UN officials deplore death sentences in case of murdered Congolese journalist

Louise Arbour, UN  High Commissioner for Human Rights
The United Nations’ top human rights official and its Special Envoy to the Democratic Republic of the Congo (DRC) today condemned the sentencing to death of three civilians by a Congolese military tribunal in connection with the murder of journalist Serge Maheshe last year.

The trio is among a group of people facing charges of complicity in the June 2007 murder of Serge Maheshe who was working for Radio Okapi, a UN and Swiss-funded broadcaster for the UN Mission in the DRC (MONUC).

The UN High Commissioner for Human Rights Louise Arbour and UN Special Envoy Alan Doss denounced irregularities in the trial, saying that the military court had refused to explore other credible leads in the case and to ask for ballistic expertise on the weapon used for the crime. They also said there had been repeated threats against the defendants, the defence lawyers and independent observers of the trial.

“I condemn the practice of military tribunals which continue to judge civilians in violation of international norms and the Congolese Constitution,” Ms. Arbour said.

“The lack of willingness shown by the judicial military authorities to establish the truth about this murder and the violations of international norms on fair trials are equally deplorable.”

Welcoming the acquittal of two other accused civilians in the case, Ms. Arbour and Mr. Doss said many questions remained unanswered and appealed to Congolese authorities to pursue the case in accordance with their obligations under international law.

In August last year four civilians were initially sentenced to death on the basis of confessions, which were subsequently retracted.

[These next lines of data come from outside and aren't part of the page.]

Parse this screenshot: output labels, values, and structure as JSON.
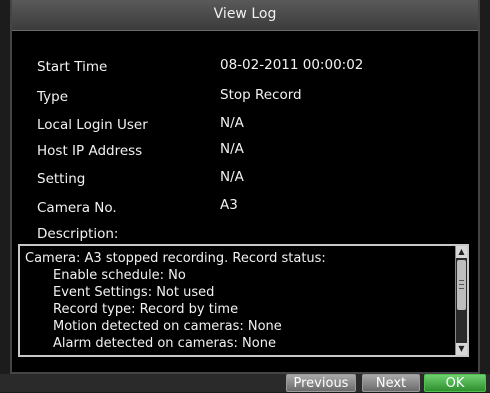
{
  "dialog": {
    "title": "View Log"
  },
  "fields": [
    {
      "label": "Start Time",
      "value": "08-02-2011 00:00:02"
    },
    {
      "label": "Type",
      "value": "Stop Record"
    },
    {
      "label": "Local Login User",
      "value": "N/A"
    },
    {
      "label": "Host IP Address",
      "value": "N/A"
    },
    {
      "label": "Setting",
      "value": "N/A"
    },
    {
      "label": "Camera No.",
      "value": "A3"
    }
  ],
  "description": {
    "label": "Description:",
    "lines": [
      "Camera: A3 stopped recording. Record status:",
      "Enable schedule: No",
      "Event Settings: Not used",
      "Record type: Record by time",
      "Motion detected on cameras: None",
      "Alarm detected on cameras: None"
    ]
  },
  "buttons": {
    "previous": "Previous",
    "next": "Next",
    "ok": "OK"
  },
  "colors": {
    "background": "#000000",
    "title_bar": "#4a4a4a",
    "text": "#f2f2f2",
    "ok_button": "#3fae3f"
  }
}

Military magistrates were accused of obtaining the confessions under duress, but no independent inquiry was carried out to investigate these allegations.